Indian mining giant Adani Group’s 16.5 billion dollar controversy-hit coal mine project in Australia has cleared another hurdle with Brisbane Supreme Court dismissing an appeal filed by indigenous group against the project. Carmichael coal mine project, one of the world’s largest, will start construction this year after being given the green light by the federal and Queensland state governments. The project involves dredging 1.1 million cubic metres of spoil near the iconic Great Barrier Reef Marine Park, which will then be disposed off on land. Despite being targeted by several political and environmental groups from time to time, the Adani group has reaffirmed its commitment for the project and promised to create economic prosperity, including creating thousands of jobs for the people in Queensland. In May this year, the lawyers of Wangan and Jagalingou group, who have a native title claim over the proposed site of the mine in the Galilee basin, argued in the court that the issuing of the mining leases to Adani were unlawful as they had not been given adequate opportunity to address the state government on native title issues relating to the proposed Carmichael site.

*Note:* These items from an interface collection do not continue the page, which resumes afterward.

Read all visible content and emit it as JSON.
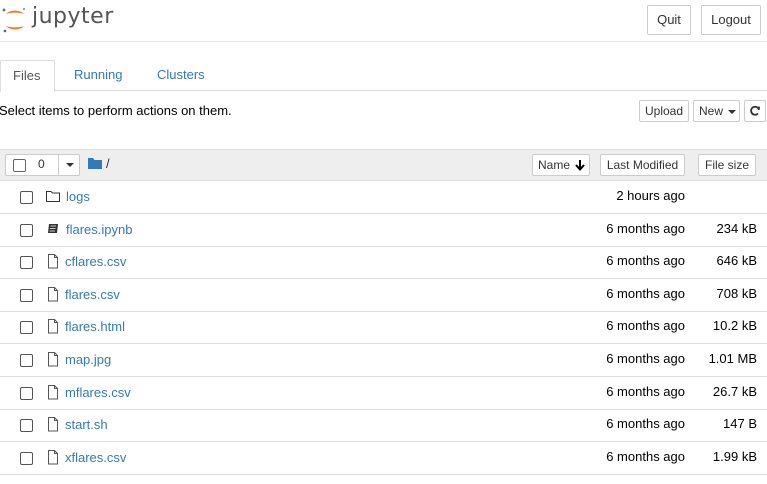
{
  "header": {
    "logo_text": "jupyter",
    "quit_label": "Quit",
    "logout_label": "Logout"
  },
  "tabs": [
    {
      "label": "Files"
    },
    {
      "label": "Running"
    },
    {
      "label": "Clusters"
    }
  ],
  "toolbar": {
    "select_message": "Select items to perform actions on them.",
    "upload_label": "Upload",
    "new_label": "New",
    "refresh_icon": "refresh-icon"
  },
  "list_header": {
    "selected_count": "0",
    "path": "/",
    "name_label": "Name",
    "sort_icon": "arrow-down-icon",
    "modified_label": "Last Modified",
    "size_label": "File size"
  },
  "files": [
    {
      "name": "logs",
      "type": "folder",
      "modified": "2 hours ago",
      "size": ""
    },
    {
      "name": "flares.ipynb",
      "type": "notebook",
      "modified": "6 months ago",
      "size": "234 kB"
    },
    {
      "name": "cflares.csv",
      "type": "file",
      "modified": "6 months ago",
      "size": "646 kB"
    },
    {
      "name": "flares.csv",
      "type": "file",
      "modified": "6 months ago",
      "size": "708 kB"
    },
    {
      "name": "flares.html",
      "type": "file",
      "modified": "6 months ago",
      "size": "10.2 kB"
    },
    {
      "name": "map.jpg",
      "type": "file",
      "modified": "6 months ago",
      "size": "1.01 MB"
    },
    {
      "name": "mflares.csv",
      "type": "file",
      "modified": "6 months ago",
      "size": "26.7 kB"
    },
    {
      "name": "start.sh",
      "type": "file",
      "modified": "6 months ago",
      "size": "147 B"
    },
    {
      "name": "xflares.csv",
      "type": "file",
      "modified": "6 months ago",
      "size": "1.99 kB"
    }
  ],
  "colors": {
    "link": "#337ab7",
    "logo_orange": "#f37726",
    "header_bg": "#eeeeee"
  }
}
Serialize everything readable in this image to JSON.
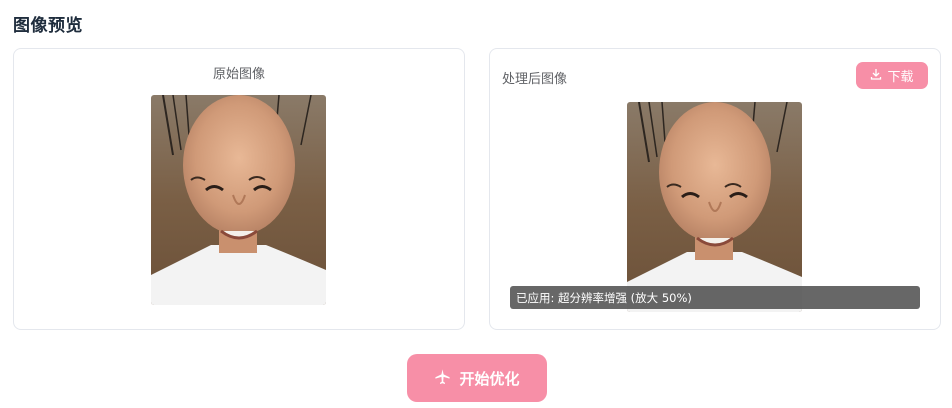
{
  "page": {
    "title": "图像预览"
  },
  "original": {
    "label": "原始图像"
  },
  "processed": {
    "label": "处理后图像",
    "download_label": "下载",
    "applied_text": "已应用: 超分辨率增强 (放大 50%)"
  },
  "actions": {
    "start_label": "开始优化"
  },
  "colors": {
    "accent": "#f78fa7",
    "border": "#e4e7ed",
    "overlay": "#3c3c3c"
  },
  "icons": {
    "download": "download-icon",
    "start": "airplane-icon"
  }
}
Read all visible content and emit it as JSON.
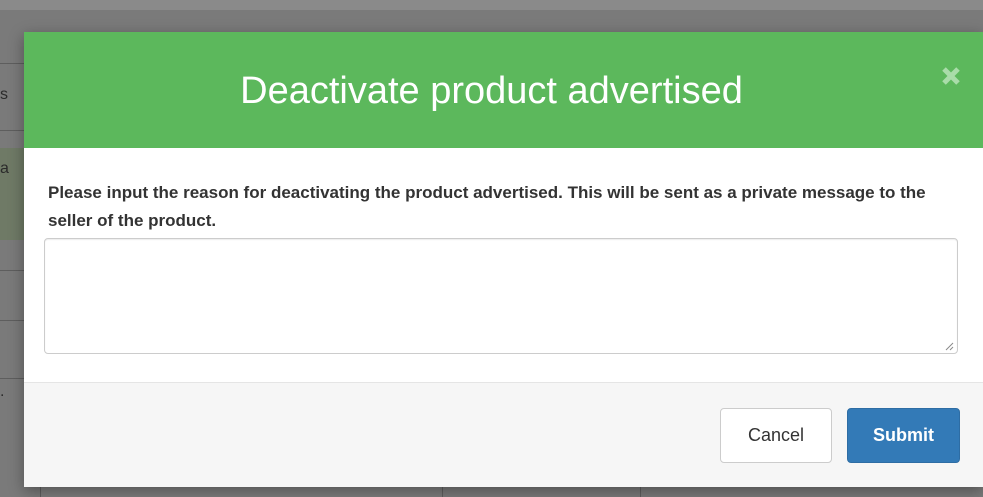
{
  "colors": {
    "header_bg": "#5cb85c",
    "primary_button": "#337ab7",
    "overlay": "#707070"
  },
  "background": {
    "fragments": [
      "s",
      "a",
      "."
    ]
  },
  "modal": {
    "title": "Deactivate product advertised",
    "close_icon": "close-icon",
    "body": {
      "reason_text": "Please input the reason for deactivating the product advertised. This will be sent as a private message to the seller of the product.",
      "reason_value": "",
      "reason_placeholder": ""
    },
    "footer": {
      "cancel_label": "Cancel",
      "submit_label": "Submit"
    }
  }
}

However, Adani and the state government argued that the traditional owners had never made a proper objection to the mine under the terms set out by the Mineral Resources Act 1989. Responding to today’s decision, senior spokesperson for the W&J Traditional Owners Council, Adrian Burragubba, said “where there is mining there is no justice for Traditional Owners. We are not done yet. We will exhaust all legal avenues in our fight to for our rights and to protect our country”. “Adani cannot move on the critical infrastructure for the mine until they can get us out of the way,” he said. Meanwhile, the Adani group welcomed the court’s decision and said, “it represents yet another independent judicial decision upholding nearly eight years of development planning and rigorous approvals, and dismisses activist claims to the contrary”. It is also another legal rebuff to activists’ use of the courts to seek to delay a project, the company said claiming that the project will inject 22 billion dollars in royalties and charges into the State coffers to be reinvested back into the community. The company is expected to kick off the pre-construction work in September quarter of this year following Adani chairman Gautam Adani announcing the signing off on the project.